===== ENTRIES SUPPLIED =====

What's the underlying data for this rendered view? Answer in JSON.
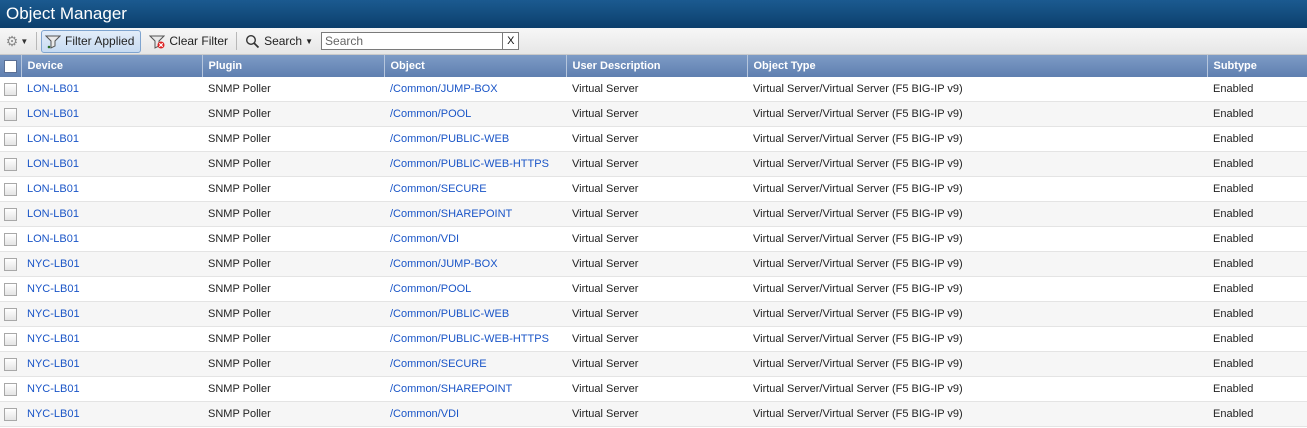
{
  "window": {
    "title": "Object Manager"
  },
  "toolbar": {
    "filter_applied_label": "Filter Applied",
    "clear_filter_label": "Clear Filter",
    "search_label": "Search",
    "search_placeholder": "Search",
    "clear_search_label": "X"
  },
  "table": {
    "columns": [
      "Device",
      "Plugin",
      "Object",
      "User Description",
      "Object Type",
      "Subtype"
    ],
    "rows": [
      {
        "device": "LON-LB01",
        "plugin": "SNMP Poller",
        "object": "/Common/JUMP-BOX",
        "user_description": "Virtual Server",
        "object_type": "Virtual Server/Virtual Server (F5 BIG-IP v9)",
        "subtype": "Enabled"
      },
      {
        "device": "LON-LB01",
        "plugin": "SNMP Poller",
        "object": "/Common/POOL",
        "user_description": "Virtual Server",
        "object_type": "Virtual Server/Virtual Server (F5 BIG-IP v9)",
        "subtype": "Enabled"
      },
      {
        "device": "LON-LB01",
        "plugin": "SNMP Poller",
        "object": "/Common/PUBLIC-WEB",
        "user_description": "Virtual Server",
        "object_type": "Virtual Server/Virtual Server (F5 BIG-IP v9)",
        "subtype": "Enabled"
      },
      {
        "device": "LON-LB01",
        "plugin": "SNMP Poller",
        "object": "/Common/PUBLIC-WEB-HTTPS",
        "user_description": "Virtual Server",
        "object_type": "Virtual Server/Virtual Server (F5 BIG-IP v9)",
        "subtype": "Enabled"
      },
      {
        "device": "LON-LB01",
        "plugin": "SNMP Poller",
        "object": "/Common/SECURE",
        "user_description": "Virtual Server",
        "object_type": "Virtual Server/Virtual Server (F5 BIG-IP v9)",
        "subtype": "Enabled"
      },
      {
        "device": "LON-LB01",
        "plugin": "SNMP Poller",
        "object": "/Common/SHAREPOINT",
        "user_description": "Virtual Server",
        "object_type": "Virtual Server/Virtual Server (F5 BIG-IP v9)",
        "subtype": "Enabled"
      },
      {
        "device": "LON-LB01",
        "plugin": "SNMP Poller",
        "object": "/Common/VDI",
        "user_description": "Virtual Server",
        "object_type": "Virtual Server/Virtual Server (F5 BIG-IP v9)",
        "subtype": "Enabled"
      },
      {
        "device": "NYC-LB01",
        "plugin": "SNMP Poller",
        "object": "/Common/JUMP-BOX",
        "user_description": "Virtual Server",
        "object_type": "Virtual Server/Virtual Server (F5 BIG-IP v9)",
        "subtype": "Enabled"
      },
      {
        "device": "NYC-LB01",
        "plugin": "SNMP Poller",
        "object": "/Common/POOL",
        "user_description": "Virtual Server",
        "object_type": "Virtual Server/Virtual Server (F5 BIG-IP v9)",
        "subtype": "Enabled"
      },
      {
        "device": "NYC-LB01",
        "plugin": "SNMP Poller",
        "object": "/Common/PUBLIC-WEB",
        "user_description": "Virtual Server",
        "object_type": "Virtual Server/Virtual Server (F5 BIG-IP v9)",
        "subtype": "Enabled"
      },
      {
        "device": "NYC-LB01",
        "plugin": "SNMP Poller",
        "object": "/Common/PUBLIC-WEB-HTTPS",
        "user_description": "Virtual Server",
        "object_type": "Virtual Server/Virtual Server (F5 BIG-IP v9)",
        "subtype": "Enabled"
      },
      {
        "device": "NYC-LB01",
        "plugin": "SNMP Poller",
        "object": "/Common/SECURE",
        "user_description": "Virtual Server",
        "object_type": "Virtual Server/Virtual Server (F5 BIG-IP v9)",
        "subtype": "Enabled"
      },
      {
        "device": "NYC-LB01",
        "plugin": "SNMP Poller",
        "object": "/Common/SHAREPOINT",
        "user_description": "Virtual Server",
        "object_type": "Virtual Server/Virtual Server (F5 BIG-IP v9)",
        "subtype": "Enabled"
      },
      {
        "device": "NYC-LB01",
        "plugin": "SNMP Poller",
        "object": "/Common/VDI",
        "user_description": "Virtual Server",
        "object_type": "Virtual Server/Virtual Server (F5 BIG-IP v9)",
        "subtype": "Enabled"
      }
    ]
  },
  "icons": {
    "settings": "gear-icon",
    "filter_applied": "funnel-icon",
    "clear_filter": "funnel-clear-icon",
    "search": "magnifier-icon"
  },
  "colors": {
    "title_bar": "#0c3f6c",
    "header": "#6a88b8",
    "link": "#1a55c7",
    "filter_active_bg": "#c7dbf2"
  }
}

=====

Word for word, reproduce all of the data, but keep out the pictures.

## SOLUTION FOR THIS EXERCISE
What's the underlying data for this rendered view? Answer in JSON.
{
  "window": {
    "title": "Object Manager"
  },
  "toolbar": {
    "filter_applied_label": "Filter Applied",
    "clear_filter_label": "Clear Filter",
    "search_label": "Search",
    "search_placeholder": "Search",
    "clear_search_label": "X"
  },
  "table": {
    "columns": [
      "Device",
      "Plugin",
      "Object",
      "User Description",
      "Object Type",
      "Subtype"
    ],
    "rows": [
      {
        "device": "LON-LB01",
        "plugin": "SNMP Poller",
        "object": "/Common/JUMP-BOX",
        "user_description": "Virtual Server",
        "object_type": "Virtual Server/Virtual Server (F5 BIG-IP v9)",
        "subtype": "Enabled"
      },
      {
        "device": "LON-LB01",
        "plugin": "SNMP Poller",
        "object": "/Common/POOL",
        "user_description": "Virtual Server",
        "object_type": "Virtual Server/Virtual Server (F5 BIG-IP v9)",
        "subtype": "Enabled"
      },
      {
        "device": "LON-LB01",
        "plugin": "SNMP Poller",
        "object": "/Common/PUBLIC-WEB",
        "user_description": "Virtual Server",
        "object_type": "Virtual Server/Virtual Server (F5 BIG-IP v9)",
        "subtype": "Enabled"
      },
      {
        "device": "LON-LB01",
        "plugin": "SNMP Poller",
        "object": "/Common/PUBLIC-WEB-HTTPS",
        "user_description": "Virtual Server",
        "object_type": "Virtual Server/Virtual Server (F5 BIG-IP v9)",
        "subtype": "Enabled"
      },
      {
        "device": "LON-LB01",
        "plugin": "SNMP Poller",
        "object": "/Common/SECURE",
        "user_description": "Virtual Server",
        "object_type": "Virtual Server/Virtual Server (F5 BIG-IP v9)",
        "subtype": "Enabled"
      },
      {
        "device": "LON-LB01",
        "plugin": "SNMP Poller",
        "object": "/Common/SHAREPOINT",
        "user_description": "Virtual Server",
        "object_type": "Virtual Server/Virtual Server (F5 BIG-IP v9)",
        "subtype": "Enabled"
      },
      {
        "device": "LON-LB01",
        "plugin": "SNMP Poller",
        "object": "/Common/VDI",
        "user_description": "Virtual Server",
        "object_type": "Virtual Server/Virtual Server (F5 BIG-IP v9)",
        "subtype": "Enabled"
      },
      {
        "device": "NYC-LB01",
        "plugin": "SNMP Poller",
        "object": "/Common/JUMP-BOX",
        "user_description": "Virtual Server",
        "object_type": "Virtual Server/Virtual Server (F5 BIG-IP v9)",
        "subtype": "Enabled"
      },
      {
        "device": "NYC-LB01",
        "plugin": "SNMP Poller",
        "object": "/Common/POOL",
        "user_description": "Virtual Server",
        "object_type": "Virtual Server/Virtual Server (F5 BIG-IP v9)",
        "subtype": "Enabled"
      },
      {
        "device": "NYC-LB01",
        "plugin": "SNMP Poller",
        "object": "/Common/PUBLIC-WEB",
        "user_description": "Virtual Server",
        "object_type": "Virtual Server/Virtual Server (F5 BIG-IP v9)",
        "subtype": "Enabled"
      },
      {
        "device": "NYC-LB01",
        "plugin": "SNMP Poller",
        "object": "/Common/PUBLIC-WEB-HTTPS",
        "user_description": "Virtual Server",
        "object_type": "Virtual Server/Virtual Server (F5 BIG-IP v9)",
        "subtype": "Enabled"
      },
      {
        "device": "NYC-LB01",
        "plugin": "SNMP Poller",
        "object": "/Common/SECURE",
        "user_description": "Virtual Server",
        "object_type": "Virtual Server/Virtual Server (F5 BIG-IP v9)",
        "subtype": "Enabled"
      },
      {
        "device": "NYC-LB01",
        "plugin": "SNMP Poller",
        "object": "/Common/SHAREPOINT",
        "user_description": "Virtual Server",
        "object_type": "Virtual Server/Virtual Server (F5 BIG-IP v9)",
        "subtype": "Enabled"
      },
      {
        "device": "NYC-LB01",
        "plugin": "SNMP Poller",
        "object": "/Common/VDI",
        "user_description": "Virtual Server",
        "object_type": "Virtual Server/Virtual Server (F5 BIG-IP v9)",
        "subtype": "Enabled"
      }
    ]
  },
  "icons": {
    "settings": "gear-icon",
    "filter_applied": "funnel-icon",
    "clear_filter": "funnel-clear-icon",
    "search": "magnifier-icon"
  },
  "colors": {
    "title_bar": "#0c3f6c",
    "header": "#6a88b8",
    "link": "#1a55c7",
    "filter_active_bg": "#c7dbf2"
  }
}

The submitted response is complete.